Constipation means different things to different people. In the African bush, “regular” means 3 times per day. Constipation can allow toxins and old hormones to build-up in the colon and be reabsorbed into the body. It is vital to get rid of waste products; think how quickly a plate of food would go off it if it was left to sit for days. Proper digestion and elimination are essential for good health.
Tension and stress in the body can slow the bowels – digestion is shut down as blood is diverted to the limbs for so-called “emergency” situations. Other contributory factors are low water intake, low fibre diet, food intolerances, antibiotics, medication or laxatives that can make the bowel lazy. Many people find that they were constipated in childhood and this continues into adulthood and this becomes their version of normal, but normal doesn’t always mean good or right.
Drink at least 1.5 litres of water per day. On rising have a mug of hot water with lemon juice.

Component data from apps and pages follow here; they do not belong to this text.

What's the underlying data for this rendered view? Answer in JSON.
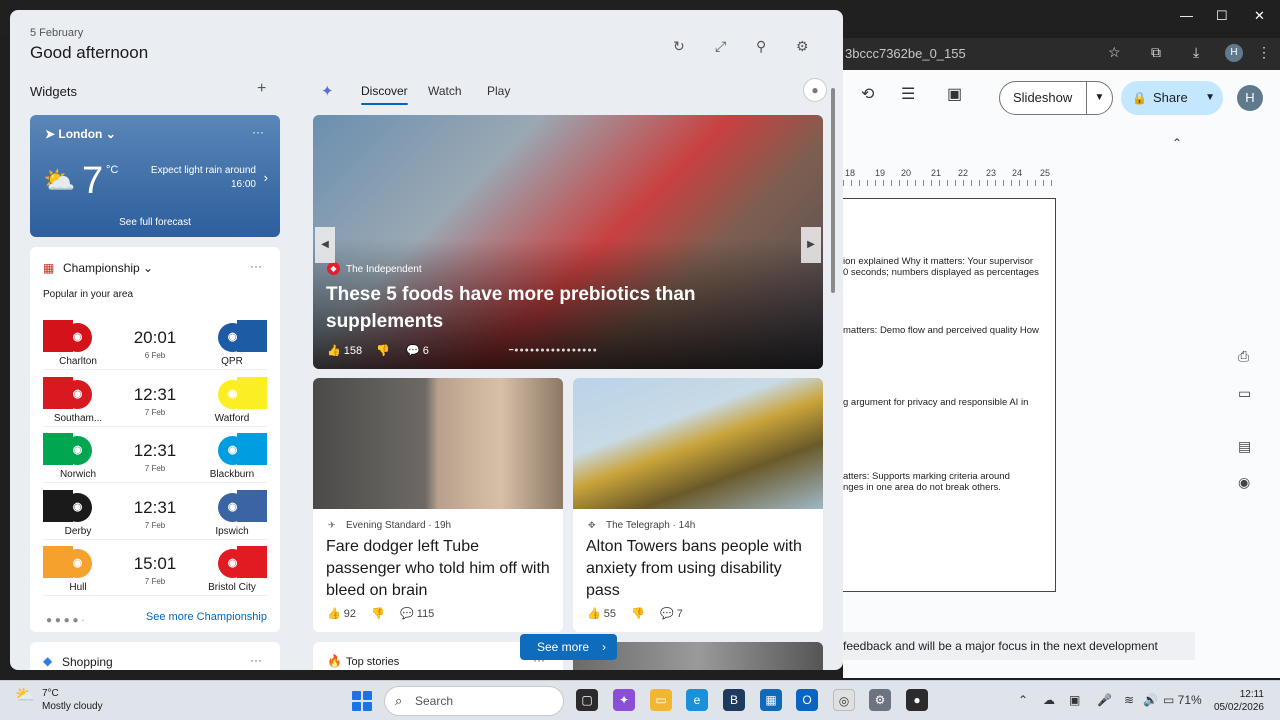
{
  "browser": {
    "url": "3bccc7362be_0_155",
    "window_controls": [
      "—",
      "☐",
      "✕"
    ],
    "icons": [
      "☆",
      "⧉",
      "⤓",
      "⋮"
    ],
    "avatar": "H"
  },
  "docs": {
    "slideshow_label": "Slideshow",
    "share_label": "Share",
    "avatar": "H",
    "ruler": [
      "18",
      "19",
      "20",
      "21",
      "22",
      "23",
      "24",
      "25"
    ],
    "lines": [
      "ion explained  Why it matters: Your supervisor",
      "0 seconds; numbers displayed as percentages",
      "matters: Demo flow and perceived quality  How",
      "g argument for privacy and responsible AI in",
      "atters: Supports marking criteria around",
      "nges in one area do not break others."
    ],
    "note": "feedback and will be a major focus in the next development"
  },
  "panel": {
    "date": "5 February",
    "greeting": "Good afternoon",
    "widgets_title": "Widgets",
    "weather": {
      "location": "London",
      "temp": "7",
      "unit": "°C",
      "forecast_line1": "Expect light rain around",
      "forecast_line2": "16:00",
      "full_forecast": "See full forecast"
    },
    "sports": {
      "title": "Championship",
      "subtitle": "Popular in your area",
      "see_more": "See more Championship",
      "matches": [
        {
          "home": "Charlton",
          "away": "QPR",
          "time": "20:01",
          "date": "6 Feb",
          "home_color": "#d4121a",
          "away_color": "#1d5ba4"
        },
        {
          "home": "Southam...",
          "away": "Watford",
          "time": "12:31",
          "date": "7 Feb",
          "home_color": "#d71920",
          "away_color": "#fbee23"
        },
        {
          "home": "Norwich",
          "away": "Blackburn",
          "time": "12:31",
          "date": "7 Feb",
          "home_color": "#00a650",
          "away_color": "#009ee0"
        },
        {
          "home": "Derby",
          "away": "Ipswich",
          "time": "12:31",
          "date": "7 Feb",
          "home_color": "#1a1a1a",
          "away_color": "#3a64a3"
        },
        {
          "home": "Hull",
          "away": "Bristol City",
          "time": "15:01",
          "date": "7 Feb",
          "home_color": "#f5a12d",
          "away_color": "#e21b23"
        }
      ]
    },
    "shopping_title": "Shopping",
    "tabs": [
      "Discover",
      "Watch",
      "Play"
    ],
    "hero": {
      "source": "The Independent",
      "headline": "These 5 foods have more prebiotics than supplements",
      "likes": "158",
      "comments": "6"
    },
    "cards": [
      {
        "source": "Evening Standard",
        "age": "19h",
        "headline": "Fare dodger left Tube passenger who told him off with bleed on brain",
        "likes": "92",
        "comments": "115"
      },
      {
        "source": "The Telegraph",
        "age": "14h",
        "headline": "Alton Towers bans people with anxiety from using disability pass",
        "likes": "55",
        "comments": "7"
      }
    ],
    "see_more": "See more",
    "top_stories": "Top stories"
  },
  "taskbar": {
    "weather_temp": "7°C",
    "weather_desc": "Mostly cloudy",
    "search_placeholder": "Search",
    "battery": "71%",
    "time": "12:11",
    "date": "05/02/2026"
  }
}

Eat naturally fibre-rich foods – fresh fruits, green leafy vegetables, brown rice, wholegrains, peas, sweet potato, beans, lentils, broccoli and sprouts (opt for foods that are in season). Fibre helps to add bulk to the stool making it easier for the body to pass.
Include foods rich in essential fats – nuts, seeds and oily fish; these are essential to lubricate the bowel.

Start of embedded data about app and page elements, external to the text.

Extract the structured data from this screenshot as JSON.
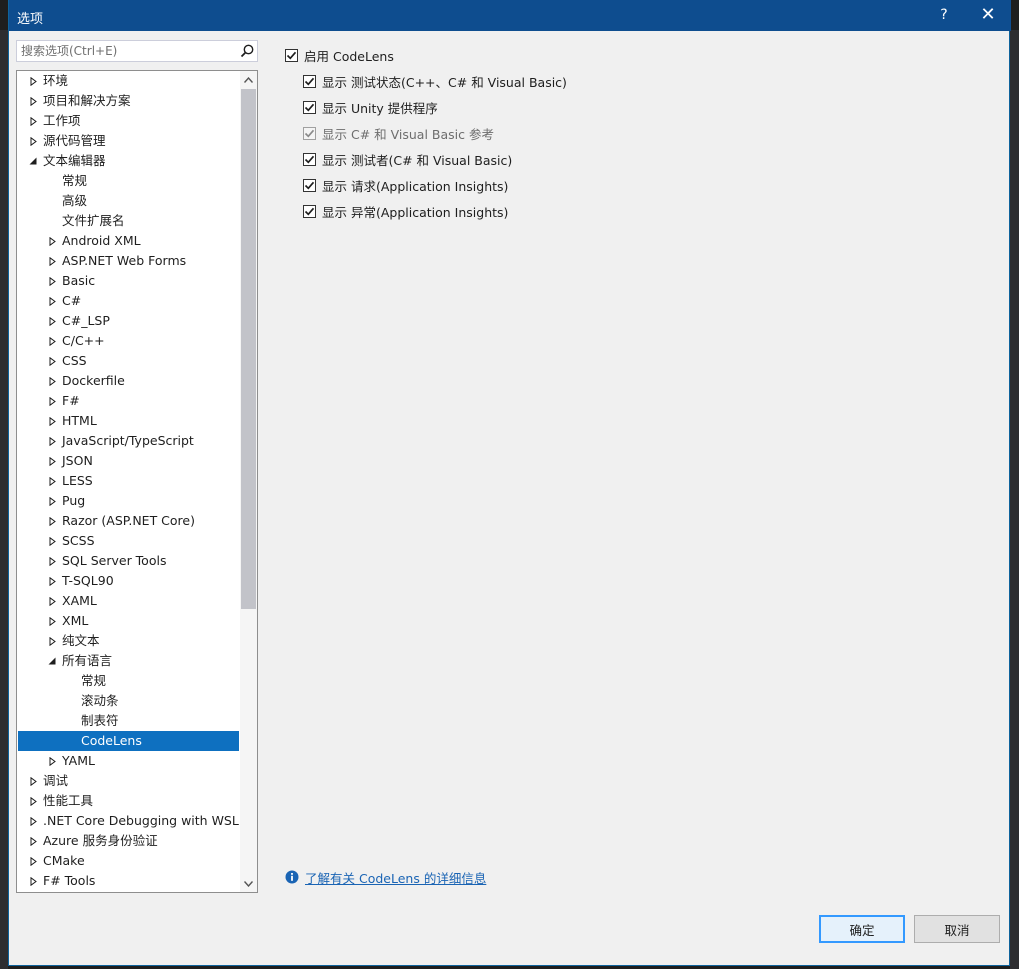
{
  "window": {
    "title": "选项",
    "help_glyph": "?",
    "close_glyph": "✕"
  },
  "search": {
    "placeholder": "搜索选项(Ctrl+E)",
    "value": ""
  },
  "tree": {
    "items": [
      {
        "label": "环境",
        "level": 0,
        "state": "collapsed"
      },
      {
        "label": "项目和解决方案",
        "level": 0,
        "state": "collapsed"
      },
      {
        "label": "工作项",
        "level": 0,
        "state": "collapsed"
      },
      {
        "label": "源代码管理",
        "level": 0,
        "state": "collapsed"
      },
      {
        "label": "文本编辑器",
        "level": 0,
        "state": "expanded"
      },
      {
        "label": "常规",
        "level": 1,
        "state": "leaf"
      },
      {
        "label": "高级",
        "level": 1,
        "state": "leaf"
      },
      {
        "label": "文件扩展名",
        "level": 1,
        "state": "leaf"
      },
      {
        "label": "Android XML",
        "level": 1,
        "state": "collapsed"
      },
      {
        "label": "ASP.NET Web Forms",
        "level": 1,
        "state": "collapsed"
      },
      {
        "label": "Basic",
        "level": 1,
        "state": "collapsed"
      },
      {
        "label": "C#",
        "level": 1,
        "state": "collapsed"
      },
      {
        "label": "C#_LSP",
        "level": 1,
        "state": "collapsed"
      },
      {
        "label": "C/C++",
        "level": 1,
        "state": "collapsed"
      },
      {
        "label": "CSS",
        "level": 1,
        "state": "collapsed"
      },
      {
        "label": "Dockerfile",
        "level": 1,
        "state": "collapsed"
      },
      {
        "label": "F#",
        "level": 1,
        "state": "collapsed"
      },
      {
        "label": "HTML",
        "level": 1,
        "state": "collapsed"
      },
      {
        "label": "JavaScript/TypeScript",
        "level": 1,
        "state": "collapsed"
      },
      {
        "label": "JSON",
        "level": 1,
        "state": "collapsed"
      },
      {
        "label": "LESS",
        "level": 1,
        "state": "collapsed"
      },
      {
        "label": "Pug",
        "level": 1,
        "state": "collapsed"
      },
      {
        "label": "Razor (ASP.NET Core)",
        "level": 1,
        "state": "collapsed"
      },
      {
        "label": "SCSS",
        "level": 1,
        "state": "collapsed"
      },
      {
        "label": "SQL Server Tools",
        "level": 1,
        "state": "collapsed"
      },
      {
        "label": "T-SQL90",
        "level": 1,
        "state": "collapsed"
      },
      {
        "label": "XAML",
        "level": 1,
        "state": "collapsed"
      },
      {
        "label": "XML",
        "level": 1,
        "state": "collapsed"
      },
      {
        "label": "纯文本",
        "level": 1,
        "state": "collapsed"
      },
      {
        "label": "所有语言",
        "level": 1,
        "state": "expanded"
      },
      {
        "label": "常规",
        "level": 2,
        "state": "leaf"
      },
      {
        "label": "滚动条",
        "level": 2,
        "state": "leaf"
      },
      {
        "label": "制表符",
        "level": 2,
        "state": "leaf"
      },
      {
        "label": "CodeLens",
        "level": 2,
        "state": "leaf",
        "selected": true
      },
      {
        "label": "YAML",
        "level": 1,
        "state": "collapsed"
      },
      {
        "label": "调试",
        "level": 0,
        "state": "collapsed"
      },
      {
        "label": "性能工具",
        "level": 0,
        "state": "collapsed"
      },
      {
        "label": ".NET Core Debugging with WSL",
        "level": 0,
        "state": "collapsed"
      },
      {
        "label": "Azure 服务身份验证",
        "level": 0,
        "state": "collapsed"
      },
      {
        "label": "CMake",
        "level": 0,
        "state": "collapsed"
      },
      {
        "label": "F# Tools",
        "level": 0,
        "state": "collapsed"
      }
    ]
  },
  "options": {
    "enable_codelens": {
      "label": "启用 CodeLens",
      "checked": true
    },
    "sub_options": [
      {
        "label": "显示 测试状态(C++、C# 和 Visual Basic)",
        "checked": true,
        "disabled": false
      },
      {
        "label": "显示 Unity 提供程序",
        "checked": true,
        "disabled": false
      },
      {
        "label": "显示 C# 和 Visual Basic 参考",
        "checked": true,
        "disabled": true
      },
      {
        "label": "显示 测试者(C# 和 Visual Basic)",
        "checked": true,
        "disabled": false
      },
      {
        "label": "显示 请求(Application Insights)",
        "checked": true,
        "disabled": false
      },
      {
        "label": "显示 异常(Application Insights)",
        "checked": true,
        "disabled": false
      }
    ]
  },
  "info_link": {
    "label": "了解有关 CodeLens 的详细信息",
    "icon": "info-icon"
  },
  "buttons": {
    "ok": "确定",
    "cancel": "取消"
  },
  "colors": {
    "title_bar": "#0e4d8f",
    "selection": "#0e70c0",
    "link": "#1a64b4",
    "default_button_border": "#3399ff"
  }
}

Sprinkle linseeds on to foods, or soak 2 teaspoons in a small amount of water overnight and drink first thing in the morning.

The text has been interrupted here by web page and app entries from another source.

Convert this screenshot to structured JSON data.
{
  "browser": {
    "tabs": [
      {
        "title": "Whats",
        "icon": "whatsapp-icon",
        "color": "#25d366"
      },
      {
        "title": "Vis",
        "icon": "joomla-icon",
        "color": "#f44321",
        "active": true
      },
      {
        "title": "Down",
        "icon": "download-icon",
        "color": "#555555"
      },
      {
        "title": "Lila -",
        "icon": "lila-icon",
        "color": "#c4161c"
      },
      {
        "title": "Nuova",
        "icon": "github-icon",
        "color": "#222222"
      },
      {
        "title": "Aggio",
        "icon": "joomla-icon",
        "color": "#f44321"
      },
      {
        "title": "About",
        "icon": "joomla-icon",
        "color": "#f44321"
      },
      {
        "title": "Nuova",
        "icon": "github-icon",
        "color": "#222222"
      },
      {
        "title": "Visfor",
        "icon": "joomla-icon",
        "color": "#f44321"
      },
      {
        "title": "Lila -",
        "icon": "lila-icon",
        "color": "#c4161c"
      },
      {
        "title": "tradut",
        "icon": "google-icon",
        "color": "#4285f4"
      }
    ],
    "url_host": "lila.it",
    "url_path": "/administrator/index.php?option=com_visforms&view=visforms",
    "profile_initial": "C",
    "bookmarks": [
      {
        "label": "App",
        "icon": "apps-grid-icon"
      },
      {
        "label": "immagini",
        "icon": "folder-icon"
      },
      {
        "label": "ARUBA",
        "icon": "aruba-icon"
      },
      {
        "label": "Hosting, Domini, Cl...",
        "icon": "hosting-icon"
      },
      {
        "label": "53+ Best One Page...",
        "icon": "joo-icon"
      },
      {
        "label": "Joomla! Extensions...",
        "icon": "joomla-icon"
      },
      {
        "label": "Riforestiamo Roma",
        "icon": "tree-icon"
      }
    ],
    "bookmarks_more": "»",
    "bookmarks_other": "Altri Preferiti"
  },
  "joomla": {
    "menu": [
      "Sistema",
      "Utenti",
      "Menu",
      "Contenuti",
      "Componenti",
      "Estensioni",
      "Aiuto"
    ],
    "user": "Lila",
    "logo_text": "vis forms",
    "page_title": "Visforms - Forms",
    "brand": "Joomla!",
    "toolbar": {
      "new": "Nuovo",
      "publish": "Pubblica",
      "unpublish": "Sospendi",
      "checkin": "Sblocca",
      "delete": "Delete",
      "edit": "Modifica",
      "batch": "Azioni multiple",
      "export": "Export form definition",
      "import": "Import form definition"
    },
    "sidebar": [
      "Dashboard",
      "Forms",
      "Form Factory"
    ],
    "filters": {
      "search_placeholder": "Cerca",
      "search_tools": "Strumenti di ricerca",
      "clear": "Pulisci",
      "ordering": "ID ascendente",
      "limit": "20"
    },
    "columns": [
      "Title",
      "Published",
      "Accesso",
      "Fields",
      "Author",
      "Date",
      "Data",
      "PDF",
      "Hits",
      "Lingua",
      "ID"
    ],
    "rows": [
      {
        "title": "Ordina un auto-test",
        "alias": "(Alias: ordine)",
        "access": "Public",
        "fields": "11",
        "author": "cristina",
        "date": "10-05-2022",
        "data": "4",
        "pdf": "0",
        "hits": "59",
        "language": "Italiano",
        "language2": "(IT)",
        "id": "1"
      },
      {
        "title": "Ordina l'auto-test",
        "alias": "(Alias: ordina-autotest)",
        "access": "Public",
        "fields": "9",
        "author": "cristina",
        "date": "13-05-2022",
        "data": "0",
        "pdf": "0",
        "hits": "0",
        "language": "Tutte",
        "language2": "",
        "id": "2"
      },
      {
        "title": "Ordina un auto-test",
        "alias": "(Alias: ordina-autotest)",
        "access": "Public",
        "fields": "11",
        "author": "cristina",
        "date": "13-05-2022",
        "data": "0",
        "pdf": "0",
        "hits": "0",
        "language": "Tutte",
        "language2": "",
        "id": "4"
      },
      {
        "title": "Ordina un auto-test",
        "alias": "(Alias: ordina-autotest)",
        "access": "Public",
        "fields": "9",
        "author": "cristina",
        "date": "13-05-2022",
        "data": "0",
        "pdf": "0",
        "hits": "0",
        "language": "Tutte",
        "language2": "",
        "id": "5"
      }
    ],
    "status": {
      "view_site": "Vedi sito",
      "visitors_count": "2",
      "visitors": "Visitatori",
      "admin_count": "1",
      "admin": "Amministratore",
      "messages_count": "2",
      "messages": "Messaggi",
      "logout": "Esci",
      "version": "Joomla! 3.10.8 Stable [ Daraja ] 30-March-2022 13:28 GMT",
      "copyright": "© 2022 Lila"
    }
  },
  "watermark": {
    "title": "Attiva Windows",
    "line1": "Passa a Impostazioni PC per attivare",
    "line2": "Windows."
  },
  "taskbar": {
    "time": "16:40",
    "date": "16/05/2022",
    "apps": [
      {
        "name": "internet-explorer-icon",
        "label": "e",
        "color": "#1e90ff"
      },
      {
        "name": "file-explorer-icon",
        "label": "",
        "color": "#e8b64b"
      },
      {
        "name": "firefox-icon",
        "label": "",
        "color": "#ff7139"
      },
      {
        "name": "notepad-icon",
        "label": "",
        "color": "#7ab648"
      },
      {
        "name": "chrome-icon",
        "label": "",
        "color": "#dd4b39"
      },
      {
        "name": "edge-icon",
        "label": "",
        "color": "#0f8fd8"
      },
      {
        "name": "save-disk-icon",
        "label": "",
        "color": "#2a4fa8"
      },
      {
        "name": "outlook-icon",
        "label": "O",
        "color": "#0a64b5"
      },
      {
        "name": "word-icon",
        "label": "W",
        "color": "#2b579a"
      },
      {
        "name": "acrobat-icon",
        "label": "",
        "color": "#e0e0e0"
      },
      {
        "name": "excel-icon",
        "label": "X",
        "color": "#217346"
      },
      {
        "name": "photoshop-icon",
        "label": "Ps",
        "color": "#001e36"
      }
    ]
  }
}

Avoid high bran foods, these can irritate the bowel and make it lazy or cause diarrhoea.
In more persistent cases try psyllium husks, these must be taken with plenty of water. Prunes for breakfast can also be helpful.
Avoid white flour products, dairy and red meat; these can all produce excess mucus in the colon. White flour and water can be used for wallpaper paste, this glue-like effect is certainly not what you want happening in your bowel.
Regular exercise is vital for muscle tone of the digestive system; this really helps to keep things moving and is a great release for stress and anger.
Relaxation, an antidote to stress. There can be psychological reasons for constipation – not wanting to use public toilets, fear and hanging on for too long – try to establish regular habits.
Create the time to go to the loo and go when you first feel the urge and make sure you are sitting comfortably.
Massage the colon in circular movements from top right hand side.
Under the guidance of professional try a colon cleanse with gentle non-laxative herbs.
Consider a colonic irrigation and remember to follow this with a course of probiotics (friendly) bacteria and don’t use this treatment as a remedy for poor dietary habits.
Thrive Clinical Nutrition and Naturopathic Health Eve Morley N.T AMNNA FNTP NFPTA